The Earnestness of All Souls
All Souls exists to ground its people in the gospel and send them out. The “glorious gospel of the blessed God” (1 Tim 1:11) is the essence of our preaching and teaching, our life together and our life apart. For some, this rhythm is a continual and weekly gathering and going. For others it is an intensely communal experience which prepares them for the next phase of their lives and sends them out. In this post, Austin Stapella tells us how All Souls helped ground him and prepare him for his ongoing education at Duke University. We sorely miss Austin and Becky even as we know they will always be a part of us.
It was in the midst of a major personal transition that I first visited All Souls Anglican Church. At the time, I was working toward my Bachelors in Ancient Languages and Theological Studies at Wheaton College and my aesthetic sensibilities had changed dramatically. I was becoming increasingly discontent with the non-denominational megachurch I had attended throughout childhood and adolescence and was searching for a more traditional style of worship. My wife, Becky, and I found All Souls through a google search for local Anglican parishes and decided to attend that Sunday. The people were warm and welcoming, and the service was engaging and inviting. But it was the catechesis hours that truly captured our attention and enlightened us to the uniqueness of All Souls.
I have just finished my first year at Duke Divinity School in the Master of Divinity program as I work toward earning my PhD (in either the letters of the Apostle Paul, or the writings of the early Greek Church Fathers), and I have sorely missed All Souls, though, not entirely for the reasons I thought I would. Its members will often playfully deprecate the community for being esoteric and inaccessible, an idiosyncrasy which I find endearing but in no short supply in my present location. Though it is perhaps not All Soul’s most evident characteristic, what I have found myself longing for is the earnestness of the congregation. To be called earnest, in our especially cynical age, is often more a slight than a praise. In our era, it is the cynical who are frequently regarded as sages, capable of peeling back the façade of ordinary existence and perceiving the true vacuity of all that is commonly held sacred. Treating objects, words, or events as meaningful or profound is regarded as a quaint naiveite. Cynicism and sarcasm are common parlance in the lingua franca of academic settings, and the type of sincerity and enthusiasm I experienced at All Souls are hard to come by in my present circumstances.
What I appreciate so deeply about All Souls, and the catechesis hours especially, is not simply the information that is conveyed, but the eagerness with which the congregation teaches and receives it. I think of the passion and enthusiasm displayed by Matt Milliner when he introduces the series at the beginning of the academic year, or Joel Erickson’s lesson on finding Christ in the films of the Coen Brothers. These teaching sessions, and others like them, are not strained exercises in saccharine religiosity or self-aggrandizing flexes of piety (with which I am very familiar). Nor are they motivated by a generic appetite for the esoteric and obscure, but a genuine desire for insight into those things that truly strike us as meaningful, for matters of existential significance.
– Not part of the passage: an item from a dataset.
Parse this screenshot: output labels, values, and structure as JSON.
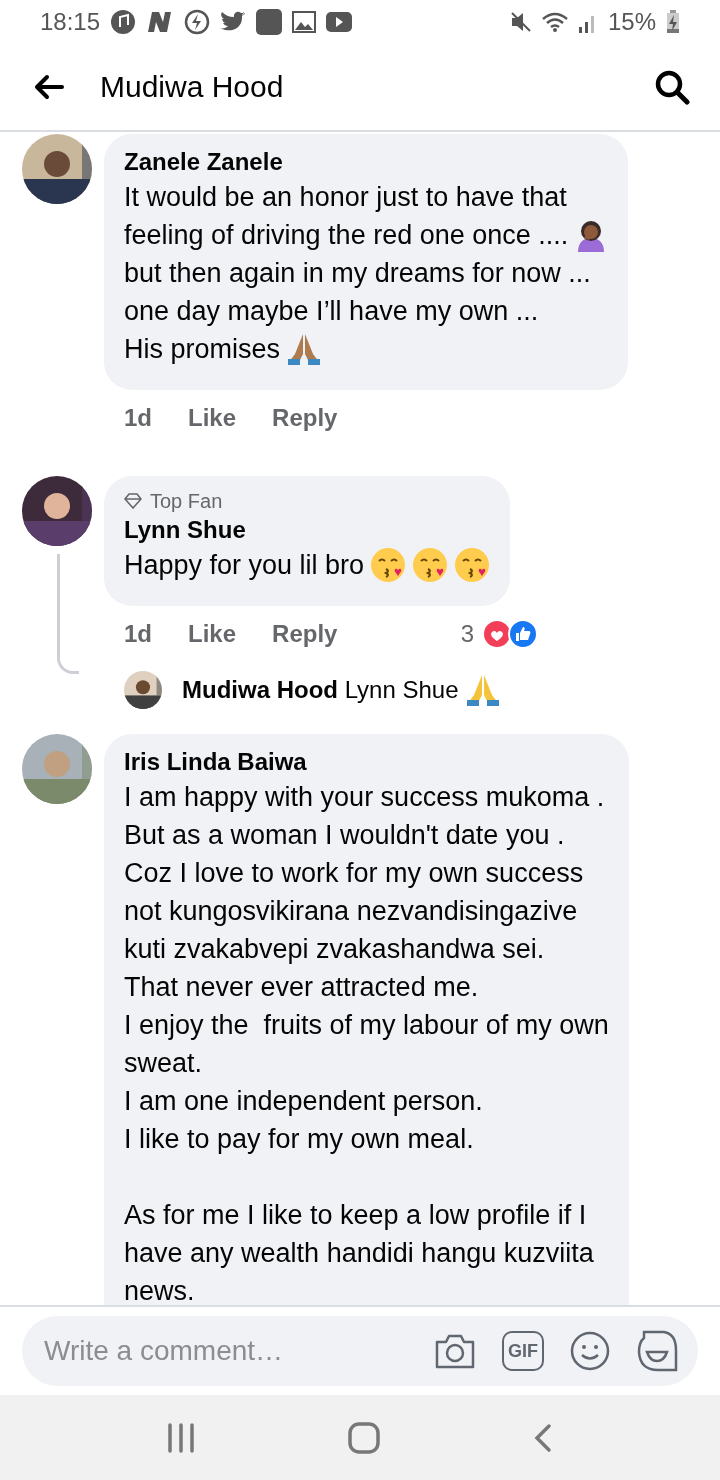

Despite their reputation, it seems to me that it is the cynical who are truly naïve, predicating their existence on a comforting lie: that contrary to our intuitions those things which seem to matter do not. Cynicism, which poses as the wisdom of the sophisticated or cosmopolitan is truly the most superficial of naivetes, a means by which one can gird himself against disappointment and despair by insisting in the ultimate triviality of those things which strike us as profound – a palisade against disillusionment that insulates one from meaningful experience. The cynic can never be made a fool since he wagers nothing of himself to begin with. Cynicism is the vernacular of nihilism.
I found that at All Souls this posture is given no quarter. Certainly, I have witnessed personal misgivings and moments of apathy. But I have not seen the community allow this to infect its spirit. Instead, what is encouraged is a posture of vulnerability, a willingness to admit that those things which seem to matter do matter, and the courage to engage in them with the whole person. All Souls is a community in which all are exhorted to pursue knowledge of God and of his Gospel with unbridled enthusiasm and sincerity of heart. It is a place where no subject is treated as a mere intellectual diversion, but is instead enthusiastically conscripted into the hope-bringing message of the Church.
When we are scourged by disillusionment or disenchantment it may be tempting to see such tribulations as an occasion to set aside ones’ earnestness and embrace an austere expectation of disappointment, to meet that which is existentially significant with sarcasm and a winking anticipation of inevitable letdown, a temptation I have personally felt in light of many recent circumstances. But I thank the people of All Souls for encouraging me by their deeds to never allow myself to be overwhelmed by cynicism or be given over to nihilistic indifference but to instead wear my love for God and my desire to know him on my sleeve, and in sincerity and earnestness, wager all I have on the hope of the Gospel.